The group is believed to be the military wing of the Popular Resistance Committees.

The Associated Press also quoted a spokesman for the committees as claiming responsibility of the assassination on Wednesday.

The group said it killed Major-General Arafat, a cousin of the late Yasser Arafat, on Wednesday morning to punish him for alleged corruption after the Palestinian security forces had taken no action against him.

"We have implemented God's law," spokesman Mohammed Abdel-Al said on Wednesday.

Doubts

However, the director of Palestinian military intelligence in Nablus doubted the ability of al-Nasir Salah al-Din Brigades to launch the offensive, saying that the group was "incapable of carrying out such a big operation in Gaza".

Speaking to Aljazeera on Wednesday, Brigadier Maher Fares said the assailants had been provided help in carrying out the killing, and demanded that the Palestinian Interior Minister resign. 

"I believe that the Popular Resistance Committees or whoever really was behind the assassination, was provided some form of assistance to commit this crime"

Brigadier Maher Fares, director, military intelligence in Nablus

"I believe that the Popular Resistance Committees or whoever really was behind the assassination, was provided some form of assistance to commit this crime," he told Aljazeera.  
 
"The killing involved the firing of rocket-propelled grenades and detonation of explosive devices. The clashes lasted for around 45 minutes despite the proximity of Mussa Arafat's house to the headquarters of President Abbas and other security departments," he said. 
 
Fares continued: "This means that there is a clear inadequacy in the efforts of the Palestinian Interior Ministry and all security apparatuses in the area.
 
"I do not hold the Palestinian interior minister responsible for the assassination, but for the inadequacy of efforts."

Masked armed men

According to Palestinian security sources, Arafat was killed at his home overnight during an exchange of fire between the attackers and his bodyguards.

Mussa Arafat was killed outside
his home in the Gaza Strip

Aljazeera's correspondent in Gaza Wail al-Dahduh learned that about 80 masked armed men, travelling in a convoy of 20 vehicles, took positions on all roads leading to Arafat's house in Gaza.

The men then stormed Arafat's house using gunfire, rocket-propelled grenades, stun grenades and other explosive devices, before storming it, al-Dahduh said.
 
Arafat and his son were led to the gate of the house, where he was shot. His son was kidnapped by the attackers.

Three of Arafat's bodyguards were injured in the attack, while others were handcuffed by the attackers, the correspondent added.

Relieved of duties

Arafat's death comes as Palestinian security forces prepare to take control of the Gaza Strip which the Israeli army has said it would vacate completely by 15 September.

Mussa Arafat was removed from
office in April this year

The 65-year-old Arafat was removed by Abbas from his government position in April this year after being linked to corruption charges, but was retained as an adviser on military affairs with ministerial rank.

Arafat was a founder of the ruling Fatah movement and was a senior official in the Fatah Revolutionary Council, a top policy-making body.
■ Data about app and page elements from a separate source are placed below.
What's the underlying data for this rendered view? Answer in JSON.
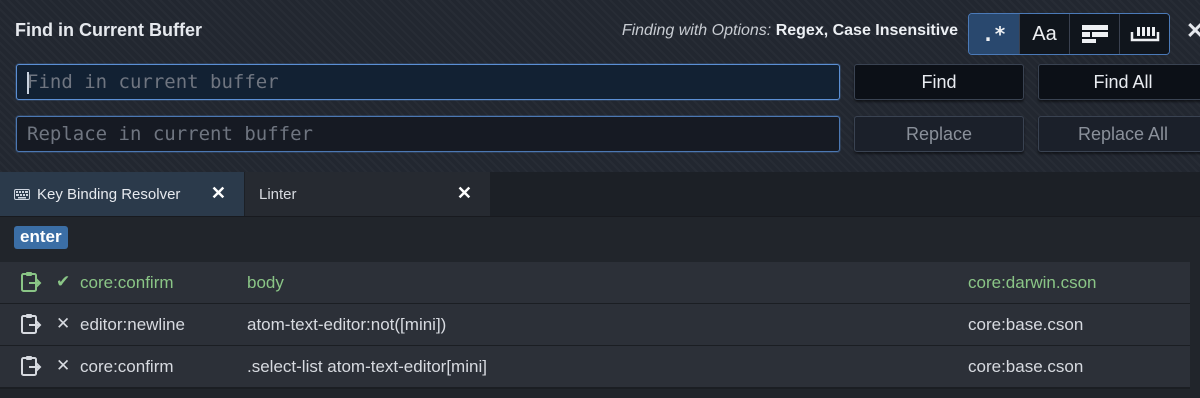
{
  "find_panel": {
    "title": "Find in Current Buffer",
    "options_label": "Finding with Options:",
    "options_value": "Regex, Case Insensitive",
    "option_buttons": [
      {
        "name": "regex",
        "glyph": ".*",
        "selected": true
      },
      {
        "name": "case-sensitive",
        "glyph": "Aa",
        "selected": false
      },
      {
        "name": "in-selection",
        "icon": "selection-icon",
        "selected": false
      },
      {
        "name": "whole-word",
        "icon": "whole-word-icon",
        "selected": false
      }
    ],
    "close_glyph": "✕",
    "find_placeholder": "Find in current buffer",
    "replace_placeholder": "Replace in current buffer",
    "find_label": "Find",
    "find_all_label": "Find All",
    "replace_label": "Replace",
    "replace_all_label": "Replace All"
  },
  "tabs": [
    {
      "label": "Key Binding Resolver",
      "icon": "keyboard-icon",
      "active": true,
      "close": "✕"
    },
    {
      "label": "Linter",
      "active": false,
      "close": "✕"
    }
  ],
  "resolver": {
    "keystroke": "enter",
    "rows": [
      {
        "status": "matched",
        "mark": "✔",
        "command": "core:confirm",
        "selector": "body",
        "source": "core:darwin.cson"
      },
      {
        "status": "unmatched",
        "mark": "✕",
        "command": "editor:newline",
        "selector": "atom-text-editor:not([mini])",
        "source": "core:base.cson"
      },
      {
        "status": "unmatched",
        "mark": "✕",
        "command": "core:confirm",
        "selector": ".select-list atom-text-editor[mini]",
        "source": "core:base.cson"
      }
    ]
  },
  "colors": {
    "accent": "#4c78b3",
    "matched": "#8ac586",
    "panel_bg": "#222730",
    "keystroke_bg": "#3b6ea5"
  }
}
The council had been scheduled to meet later on Wednesday.

Emergency meeting

On Wednesday, Abbas condemned the killing and vowed his security forces would do everything it could to bring those responsible to justice.

"President Mahmoud Abbas condemned the assassination of General Mussa Arafat," said the Palestinian Authority in a statement carried by the official WAFA news agency.

Mahmoud Abbas has vowed to
bring those responsible to justice

"The Interior Ministry and security services will make every effort necessary to find those responsible for this crime and bring them to justice," the statement quoted Abbas as saying.

Abbas convened an emergency meeting of his national security council to discuss how best to assert control over the lawless Gaza Strip with his forces preparing to take control following the imminent departure of Israeli troops. 

Aljazeera's correspondent al-Dahduh said the Palestinian president's office is convinced the incident is the most serious attack so far and threatens all Palestinian Authority staff.

Previous attempt

Known to have many enemies, Mussa Arafat survived an assassination attempt in July 2003 when attackers threw a grenade towards his car.

Yasser Arafat appointed his cousin head of security in July 2004 to loud protests in the Gaza Strip, and even within Yasser Arafat's own Fatah movement. 

As head of military intelligence, he was accused of taking part in the repression of armed groups.